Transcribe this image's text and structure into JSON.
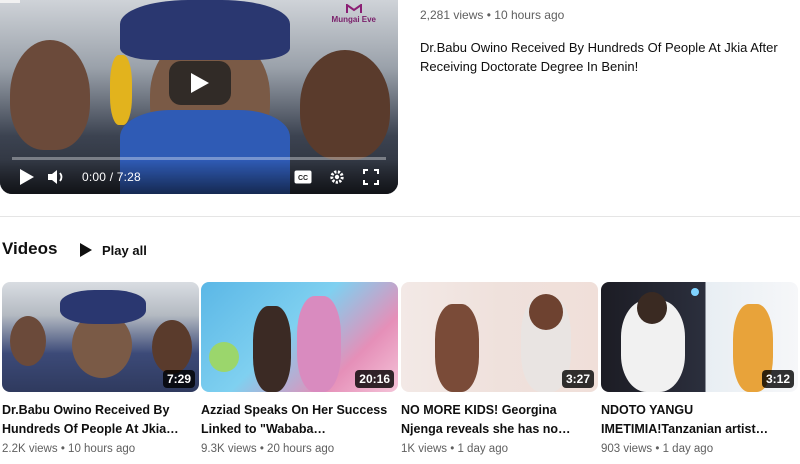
{
  "featured": {
    "watermark": "Mungai Eve",
    "time_display": "0:00 / 7:28",
    "views": "2,281 views",
    "age": "10 hours ago",
    "title": "Dr.Babu Owino  Received By Hundreds Of People At Jkia After Receiving Doctorate Degree In Benin!"
  },
  "shelf": {
    "title": "Videos",
    "play_all": "Play all"
  },
  "videos": [
    {
      "title": "Dr.Babu Owino Received By Hundreds Of People At Jkia…",
      "duration": "7:29",
      "views": "2.2K views",
      "age": "10 hours ago"
    },
    {
      "title": "Azziad Speaks On Her Success Linked to \"Wababa…",
      "duration": "20:16",
      "views": "9.3K views",
      "age": "20 hours ago"
    },
    {
      "title": "NO MORE KIDS! Georgina Njenga reveals she has no…",
      "duration": "3:27",
      "views": "1K views",
      "age": "1 day ago"
    },
    {
      "title": "NDOTO YANGU IMETIMIA!Tanzanian artist…",
      "duration": "3:12",
      "views": "903 views",
      "age": "1 day ago"
    }
  ],
  "meta_separator": "•"
}
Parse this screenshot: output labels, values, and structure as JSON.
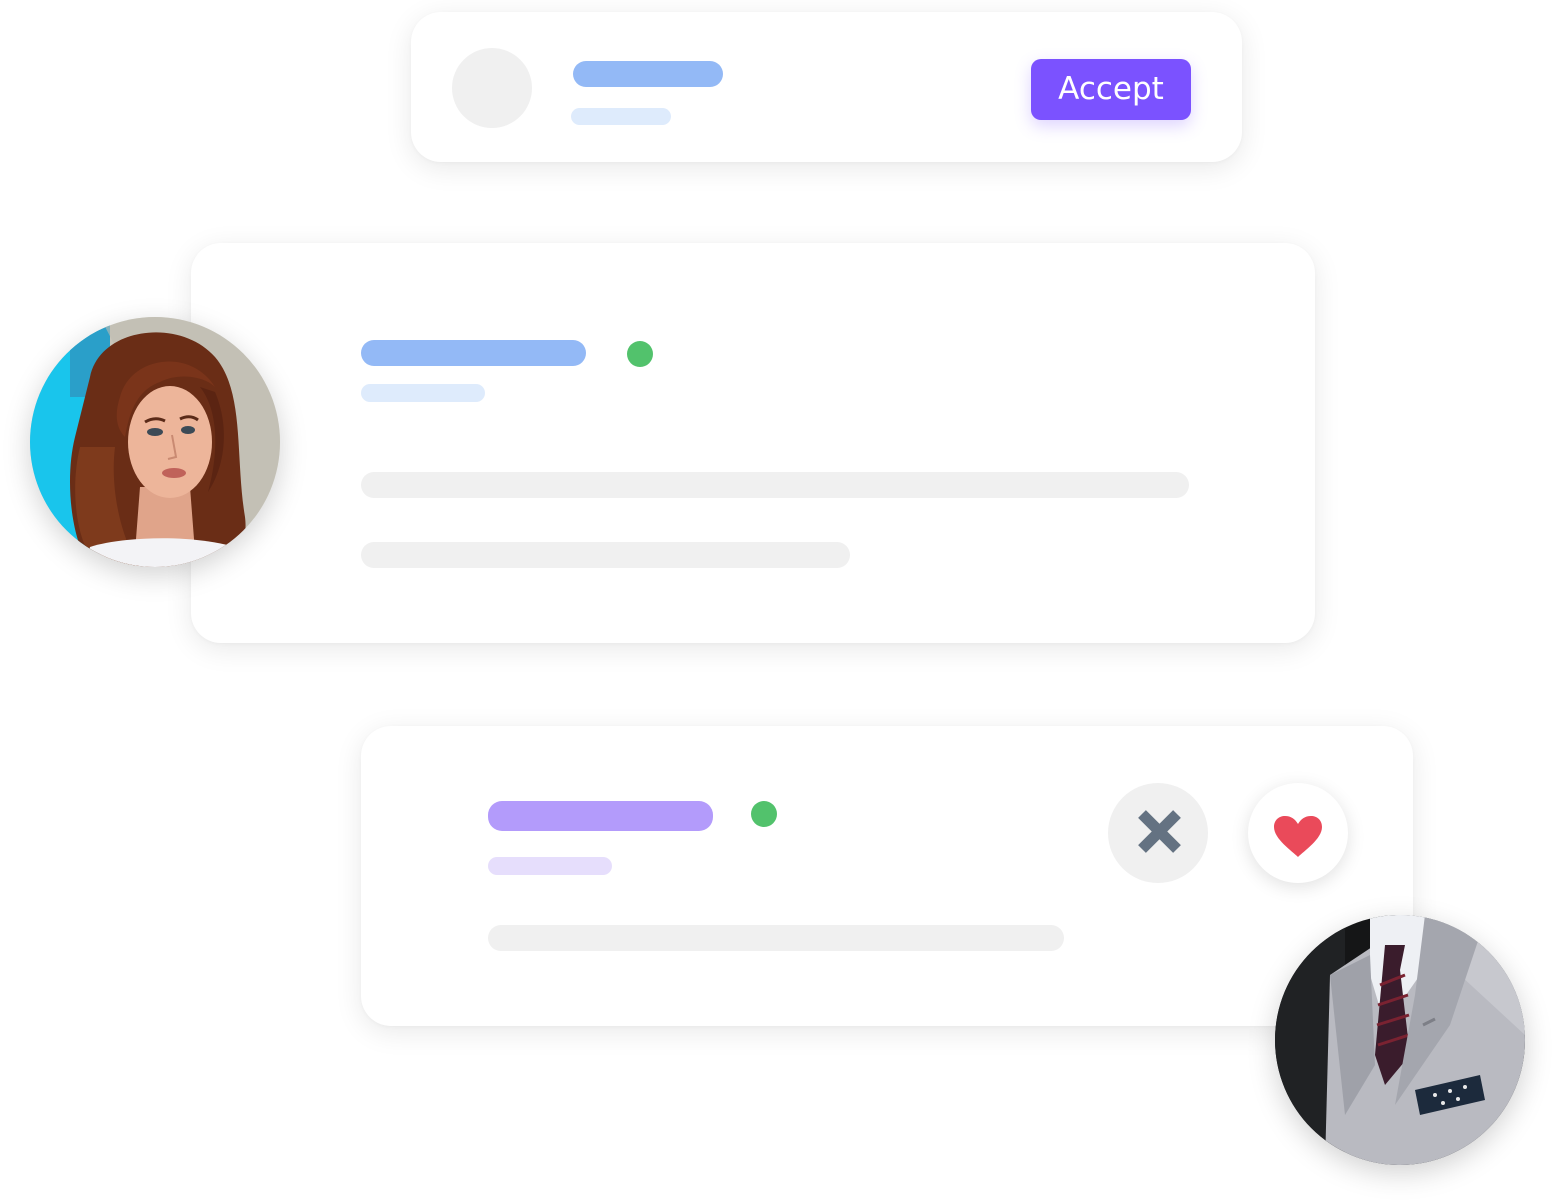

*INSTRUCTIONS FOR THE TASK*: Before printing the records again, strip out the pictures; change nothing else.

*RESPONSE*:
Transcribe this image's text and structure into JSON.
{
  "featured": {
    "watermark": "Mungai Eve",
    "time_display": "0:00 / 7:28",
    "views": "2,281 views",
    "age": "10 hours ago",
    "title": "Dr.Babu Owino  Received By Hundreds Of People At Jkia After Receiving Doctorate Degree In Benin!"
  },
  "shelf": {
    "title": "Videos",
    "play_all": "Play all"
  },
  "videos": [
    {
      "title": "Dr.Babu Owino Received By Hundreds Of People At Jkia…",
      "duration": "7:29",
      "views": "2.2K views",
      "age": "10 hours ago"
    },
    {
      "title": "Azziad Speaks On Her Success Linked to \"Wababa…",
      "duration": "20:16",
      "views": "9.3K views",
      "age": "20 hours ago"
    },
    {
      "title": "NO MORE KIDS! Georgina Njenga reveals she has no…",
      "duration": "3:27",
      "views": "1K views",
      "age": "1 day ago"
    },
    {
      "title": "NDOTO YANGU IMETIMIA!Tanzanian artist…",
      "duration": "3:12",
      "views": "903 views",
      "age": "1 day ago"
    }
  ],
  "meta_separator": "•"
}
Parse this screenshot: output labels, values, and structure as JSON.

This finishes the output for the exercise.